It had been nearly twenty-five years since his confinement began. He was completely shut off from the outside world. They explained to him that, given his special needs, he would be too much of a burden to others and to society to be on the outside. The handicapped and disabled had unique needs and requirements, he was told, that could only be accommodated behind thick stone walls in asylums like this one.

But the State had limited resources and the law required that those who resided within the walls and who could not function on their own as able-bodied members of society by the time they were thirty would be humanely transitioned to the next world, where their spirits were not broken, as their bodies were in this world. In all of his time inside the stone walls, Doug had never known of any other “residents” who were reintegrated into the world outside.

Doug took one more deep breath and then slowly wheeled himself back to the residence building. Today was his thirtieth birthday and Doug knew that he would never again smell the scent of the roses.

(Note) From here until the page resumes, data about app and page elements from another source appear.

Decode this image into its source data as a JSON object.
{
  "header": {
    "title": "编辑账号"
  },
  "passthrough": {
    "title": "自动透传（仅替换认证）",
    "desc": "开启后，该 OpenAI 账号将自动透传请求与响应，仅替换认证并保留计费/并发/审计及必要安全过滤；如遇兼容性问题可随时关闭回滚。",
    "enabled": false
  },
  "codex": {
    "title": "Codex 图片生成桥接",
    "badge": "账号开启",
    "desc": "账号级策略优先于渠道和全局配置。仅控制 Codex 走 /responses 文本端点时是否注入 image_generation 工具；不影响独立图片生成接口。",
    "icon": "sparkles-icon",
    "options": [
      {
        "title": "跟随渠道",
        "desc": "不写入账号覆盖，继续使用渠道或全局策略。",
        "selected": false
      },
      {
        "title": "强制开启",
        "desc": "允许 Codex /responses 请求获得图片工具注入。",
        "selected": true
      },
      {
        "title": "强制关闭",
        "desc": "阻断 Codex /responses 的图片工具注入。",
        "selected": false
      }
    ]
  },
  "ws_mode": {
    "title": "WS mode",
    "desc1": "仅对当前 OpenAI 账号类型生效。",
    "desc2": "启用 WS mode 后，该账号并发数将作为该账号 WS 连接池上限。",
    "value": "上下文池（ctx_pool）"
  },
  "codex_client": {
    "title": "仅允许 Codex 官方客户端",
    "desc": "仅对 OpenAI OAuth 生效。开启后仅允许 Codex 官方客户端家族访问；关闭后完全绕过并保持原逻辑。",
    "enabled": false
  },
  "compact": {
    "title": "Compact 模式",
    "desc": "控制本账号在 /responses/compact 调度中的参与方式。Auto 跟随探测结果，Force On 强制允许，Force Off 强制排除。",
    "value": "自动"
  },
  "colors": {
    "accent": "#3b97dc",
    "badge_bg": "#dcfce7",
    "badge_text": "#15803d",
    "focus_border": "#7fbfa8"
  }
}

Written for this week’s Thursday Photo Prompt from Sue Vincent. Also for these daily prompts prompts: Fandango’s One-Word Challenge (delay), Your Daily Word Prompt (inhale), Ragtag Daily Prompt (rose), The Daily Spur (increase), and Word of the Day Challenge (sacrifice).

You Get What You Pay For

E184707D-3E6E-4AF0-B3CB-0C26E06F4903“Dammit!” Marla exclaimed. “This food chopper is supposed to be unbreakable, but look at this. I just bought it yesterday and it broke already.”

“Well what did you expect?” her twin sister and roommate said. “That’s what happens when you go to that bargain store and buy something with the label ‘Piece o’ Shit’ on it. You need to stop being so damn cheap and to spend your money more wisely. You get what you pay for, you know.”

“Why do you always have to admonish me?” Marla said, tears starting to well up in her eyes. “I thought sharing an apartment with a sibling would be a good thing, but you’re constantly criticizing me. I was just trying to chop up some veggies to make us both a nourishing snack.”

Feeling badly, Carla came over to her twin and gave her a hug. “I’m sorry, Marla,” she said. “I’ll try to be a better sister and roommate going forward. I’ll try hard to ignore your bad habits and the stupid things you’re always doing and to not go all haywire on you.”


Written for these daily prompts: The Daily Spur (unbreakable), Fandango’s One-Word Challenge (label), Your Daily Word Prompt (admonish), Ragtag Daily Prompt (sibling), Word of the Day Challenge (nourish), and Weekly Prompts (haywire).